Data supplied:
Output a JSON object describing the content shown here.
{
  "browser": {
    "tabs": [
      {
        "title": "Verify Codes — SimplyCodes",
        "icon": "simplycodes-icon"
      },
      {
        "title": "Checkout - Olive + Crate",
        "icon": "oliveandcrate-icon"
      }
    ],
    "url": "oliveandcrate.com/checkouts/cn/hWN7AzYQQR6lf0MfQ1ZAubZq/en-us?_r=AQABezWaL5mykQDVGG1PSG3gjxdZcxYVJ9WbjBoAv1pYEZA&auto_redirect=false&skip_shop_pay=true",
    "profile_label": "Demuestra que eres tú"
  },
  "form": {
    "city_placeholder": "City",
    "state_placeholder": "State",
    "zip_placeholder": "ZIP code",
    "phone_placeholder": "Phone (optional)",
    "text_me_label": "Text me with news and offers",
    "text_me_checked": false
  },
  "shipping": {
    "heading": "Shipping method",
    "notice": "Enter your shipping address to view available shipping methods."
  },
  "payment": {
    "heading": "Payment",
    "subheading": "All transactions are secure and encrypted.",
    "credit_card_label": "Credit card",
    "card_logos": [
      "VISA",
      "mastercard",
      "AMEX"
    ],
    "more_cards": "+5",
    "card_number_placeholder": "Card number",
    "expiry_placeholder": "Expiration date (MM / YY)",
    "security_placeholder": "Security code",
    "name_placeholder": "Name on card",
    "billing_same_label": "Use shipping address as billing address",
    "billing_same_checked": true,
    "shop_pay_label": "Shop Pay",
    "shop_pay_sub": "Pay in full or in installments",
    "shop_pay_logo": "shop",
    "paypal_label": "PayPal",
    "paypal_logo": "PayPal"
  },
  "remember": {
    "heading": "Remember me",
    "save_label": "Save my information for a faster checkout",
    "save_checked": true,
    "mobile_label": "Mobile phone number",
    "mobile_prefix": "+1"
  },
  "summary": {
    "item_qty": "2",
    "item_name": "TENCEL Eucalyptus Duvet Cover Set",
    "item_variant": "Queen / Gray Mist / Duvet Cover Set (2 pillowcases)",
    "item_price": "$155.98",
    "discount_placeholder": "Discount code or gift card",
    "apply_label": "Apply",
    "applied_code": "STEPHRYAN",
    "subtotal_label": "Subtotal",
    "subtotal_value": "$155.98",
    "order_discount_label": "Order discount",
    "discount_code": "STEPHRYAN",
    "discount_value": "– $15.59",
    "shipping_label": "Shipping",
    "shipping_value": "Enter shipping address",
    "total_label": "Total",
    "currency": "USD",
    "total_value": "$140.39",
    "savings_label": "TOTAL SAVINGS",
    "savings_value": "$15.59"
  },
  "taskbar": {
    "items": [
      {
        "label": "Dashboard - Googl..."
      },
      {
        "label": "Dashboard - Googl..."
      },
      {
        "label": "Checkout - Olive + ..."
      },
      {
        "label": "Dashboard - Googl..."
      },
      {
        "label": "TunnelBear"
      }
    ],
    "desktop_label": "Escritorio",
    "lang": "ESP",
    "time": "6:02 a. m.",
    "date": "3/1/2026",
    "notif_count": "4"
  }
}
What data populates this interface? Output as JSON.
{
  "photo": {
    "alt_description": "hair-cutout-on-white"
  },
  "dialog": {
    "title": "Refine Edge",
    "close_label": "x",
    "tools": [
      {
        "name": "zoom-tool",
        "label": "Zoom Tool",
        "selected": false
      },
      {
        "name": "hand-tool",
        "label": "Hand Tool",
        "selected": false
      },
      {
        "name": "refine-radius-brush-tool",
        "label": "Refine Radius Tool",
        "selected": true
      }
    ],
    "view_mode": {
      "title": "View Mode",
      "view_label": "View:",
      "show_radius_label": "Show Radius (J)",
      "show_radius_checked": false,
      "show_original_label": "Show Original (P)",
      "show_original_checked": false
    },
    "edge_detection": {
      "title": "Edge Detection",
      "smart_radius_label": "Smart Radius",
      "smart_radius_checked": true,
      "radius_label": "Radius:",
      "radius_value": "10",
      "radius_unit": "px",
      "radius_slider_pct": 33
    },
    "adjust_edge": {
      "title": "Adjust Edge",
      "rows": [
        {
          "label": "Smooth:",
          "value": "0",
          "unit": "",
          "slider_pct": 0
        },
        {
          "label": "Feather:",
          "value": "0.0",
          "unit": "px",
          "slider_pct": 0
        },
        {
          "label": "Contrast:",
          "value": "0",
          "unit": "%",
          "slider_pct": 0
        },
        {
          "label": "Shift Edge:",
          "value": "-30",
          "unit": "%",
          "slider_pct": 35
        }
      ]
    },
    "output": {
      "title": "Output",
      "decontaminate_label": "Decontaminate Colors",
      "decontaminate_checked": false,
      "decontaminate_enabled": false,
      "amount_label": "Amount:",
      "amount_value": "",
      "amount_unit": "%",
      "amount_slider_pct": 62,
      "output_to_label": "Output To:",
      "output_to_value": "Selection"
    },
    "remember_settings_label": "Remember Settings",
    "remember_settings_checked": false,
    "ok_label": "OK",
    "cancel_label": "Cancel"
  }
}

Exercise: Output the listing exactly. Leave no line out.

Answer space:
Output a JSON object describing the content shown here.
{
  "browser": {
    "tabs": [
      {
        "title": "Verify Codes — SimplyCodes",
        "icon": "simplycodes-icon"
      },
      {
        "title": "Checkout - Olive + Crate",
        "icon": "oliveandcrate-icon"
      }
    ],
    "url": "oliveandcrate.com/checkouts/cn/hWN7AzYQQR6lf0MfQ1ZAubZq/en-us?_r=AQABezWaL5mykQDVGG1PSG3gjxdZcxYVJ9WbjBoAv1pYEZA&auto_redirect=false&skip_shop_pay=true",
    "profile_label": "Demuestra que eres tú"
  },
  "form": {
    "city_placeholder": "City",
    "state_placeholder": "State",
    "zip_placeholder": "ZIP code",
    "phone_placeholder": "Phone (optional)",
    "text_me_label": "Text me with news and offers",
    "text_me_checked": false
  },
  "shipping": {
    "heading": "Shipping method",
    "notice": "Enter your shipping address to view available shipping methods."
  },
  "payment": {
    "heading": "Payment",
    "subheading": "All transactions are secure and encrypted.",
    "credit_card_label": "Credit card",
    "card_logos": [
      "VISA",
      "mastercard",
      "AMEX"
    ],
    "more_cards": "+5",
    "card_number_placeholder": "Card number",
    "expiry_placeholder": "Expiration date (MM / YY)",
    "security_placeholder": "Security code",
    "name_placeholder": "Name on card",
    "billing_same_label": "Use shipping address as billing address",
    "billing_same_checked": true,
    "shop_pay_label": "Shop Pay",
    "shop_pay_sub": "Pay in full or in installments",
    "shop_pay_logo": "shop",
    "paypal_label": "PayPal",
    "paypal_logo": "PayPal"
  },
  "remember": {
    "heading": "Remember me",
    "save_label": "Save my information for a faster checkout",
    "save_checked": true,
    "mobile_label": "Mobile phone number",
    "mobile_prefix": "+1"
  },
  "summary": {
    "item_qty": "2",
    "item_name": "TENCEL Eucalyptus Duvet Cover Set",
    "item_variant": "Queen / Gray Mist / Duvet Cover Set (2 pillowcases)",
    "item_price": "$155.98",
    "discount_placeholder": "Discount code or gift card",
    "apply_label": "Apply",
    "applied_code": "STEPHRYAN",
    "subtotal_label": "Subtotal",
    "subtotal_value": "$155.98",
    "order_discount_label": "Order discount",
    "discount_code": "STEPHRYAN",
    "discount_value": "– $15.59",
    "shipping_label": "Shipping",
    "shipping_value": "Enter shipping address",
    "total_label": "Total",
    "currency": "USD",
    "total_value": "$140.39",
    "savings_label": "TOTAL SAVINGS",
    "savings_value": "$15.59"
  },
  "taskbar": {
    "items": [
      {
        "label": "Dashboard - Googl..."
      },
      {
        "label": "Dashboard - Googl..."
      },
      {
        "label": "Checkout - Olive + ..."
      },
      {
        "label": "Dashboard - Googl..."
      },
      {
        "label": "TunnelBear"
      }
    ],
    "desktop_label": "Escritorio",
    "lang": "ESP",
    "time": "6:02 a. m.",
    "date": "3/1/2026",
    "notif_count": "4"
  }
}
What data populates this interface? Output as JSON.
{
  "photo": {
    "alt_description": "hair-cutout-on-white"
  },
  "dialog": {
    "title": "Refine Edge",
    "close_label": "x",
    "tools": [
      {
        "name": "zoom-tool",
        "label": "Zoom Tool",
        "selected": false
      },
      {
        "name": "hand-tool",
        "label": "Hand Tool",
        "selected": false
      },
      {
        "name": "refine-radius-brush-tool",
        "label": "Refine Radius Tool",
        "selected": true
      }
    ],
    "view_mode": {
      "title": "View Mode",
      "view_label": "View:",
      "show_radius_label": "Show Radius (J)",
      "show_radius_checked": false,
      "show_original_label": "Show Original (P)",
      "show_original_checked": false
    },
    "edge_detection": {
      "title": "Edge Detection",
      "smart_radius_label": "Smart Radius",
      "smart_radius_checked": true,
      "radius_label": "Radius:",
      "radius_value": "10",
      "radius_unit": "px",
      "radius_slider_pct": 33
    },
    "adjust_edge": {
      "title": "Adjust Edge",
      "rows": [
        {
          "label": "Smooth:",
          "value": "0",
          "unit": "",
          "slider_pct": 0
        },
        {
          "label": "Feather:",
          "value": "0.0",
          "unit": "px",
          "slider_pct": 0
        },
        {
          "label": "Contrast:",
          "value": "0",
          "unit": "%",
          "slider_pct": 0
        },
        {
          "label": "Shift Edge:",
          "value": "-30",
          "unit": "%",
          "slider_pct": 35
        }
      ]
    },
    "output": {
      "title": "Output",
      "decontaminate_label": "Decontaminate Colors",
      "decontaminate_checked": false,
      "decontaminate_enabled": false,
      "amount_label": "Amount:",
      "amount_value": "",
      "amount_unit": "%",
      "amount_slider_pct": 62,
      "output_to_label": "Output To:",
      "output_to_value": "Selection"
    },
    "remember_settings_label": "Remember Settings",
    "remember_settings_checked": false,
    "ok_label": "OK",
    "cancel_label": "Cancel"
  }
}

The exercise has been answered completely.